Lake Powell derives from the Colorado River, but was created by intentionally flooding the Glen Canyon. By adjusting the outflow of the Glen Canyon Dam, water was allowed to flood the canyon and basins, filling the reservoir that then became Lake Powell. Several lakes in the area were created in a similar way, by directing the flow of the Colorado River.

Construction began with the first demolition blast in 1956, which started the process of clearing tunnels to divert the flow of the river. By 1959 water began to flow through these tunnels, and work on the dams began. Over the next four years, concrete was poured and dams were constructed in order to complete the basin which would become the lake reservoir. Construction finally ended in September of 1963. It then took 16 years for the lake to fully fill, reaching its optimal level of 1,100 meters in 1980.

Purpose And Recreation

Lake Powell
Rainbow Bridge Cruise at Lake Powell.

Lake Powell is used as a water storage basin, for the upper states of the Colorado River Compact - namely New Mexico, Colorado, Utah and Wyoming. The lake has also become a popular tourist destination, and receives some two million visitors annually. It is known for its impressive scenery, distinct landmarks, and variety of outdoor activities. Water activities have historically been especially popular on the lake, and rafting tours and trips were common, especially in Horseshoe Bend. Additionally Lake Powell has an abundance of houseboats, which can be rented out for short and long term stays. Lake Powell Marina caters to the many water-sport enthusiasts that travel to Lake Powell every year, however the lake has experienced some setbacks to some of these recreational activities in recent years.

Threats To The Lake

Lake Powell
Dried up lake bed of Lake Powell. Climate change is driving the changes in the water level of the reservoir.

Unfortunately the environment of Lake Powell is under threat. The water level in the reservoir reached an all-time low in 2021. Researchers expect that the water levels will only continue to decline as the year stretches on. The primary cause of the water decline is climate change, which is causing widespread drought across the United States. 

This not only affects recreational activities on the lake, but also means that the amount of water available for users of any reservoir along the Colorado River Basin will be significantly decreased. Increasing temperatures and a lack of precipitation have led to harsher and more sustained droughts in the area, and throughout the western United States, impacting not only Lake Powell but several other reservoirs and natural lakes in the area.

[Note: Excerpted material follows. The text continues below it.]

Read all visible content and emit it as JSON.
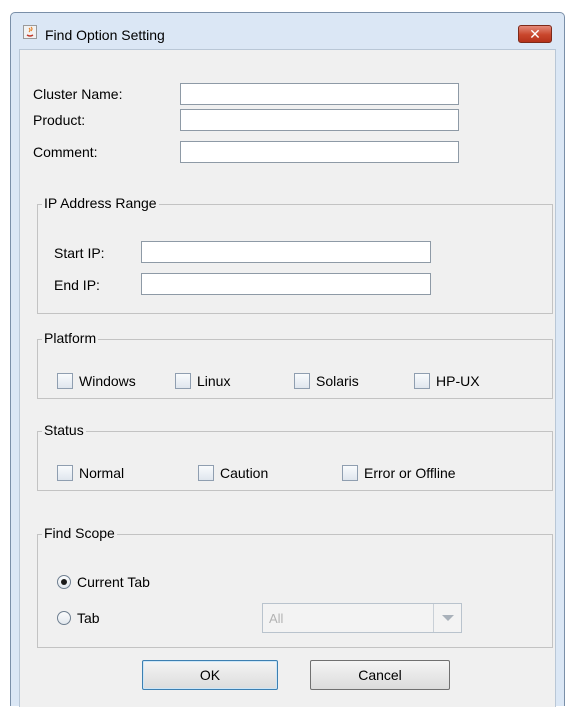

Lake Powell
A carp fish in Lake Powell.

One of the other threats to the natural ecosystem of Lake Powell is the increase in invasive species. One of the most destructive invasive species which have caused problems in many North American waters are zebra mussels and Quagga mussels. These small, hard-shelled crustaceans may seem harmless, but they can be a menace that completely throw off a food chain or ecosystem’s delicate balance. 

These mussels invade new bodies of water by attaching to the bottoms of boats, and being transported to new areas when that boat enters new waters. Once either of these species enter a new environment, they multiply quickly, and feed off of zooplankton and algae in those waters. This means that other native species that relied on those food sources are threatened, or can even die out as their food sources are depleted. 

The mussels can also be destructive to the surfaces they attach to. They not only pose a threat to boats, but to canyon walls, dams, and reservoir structures. 

Understanding how climate change and human activity impacts these lakes and ecosystems can help prevent further damage to these much-needed resources and environments. Whether they are human-made reservoirs or natural lakes, looking at the bigger picture will allow for the longevity  of Lake Powell and other lakes like it.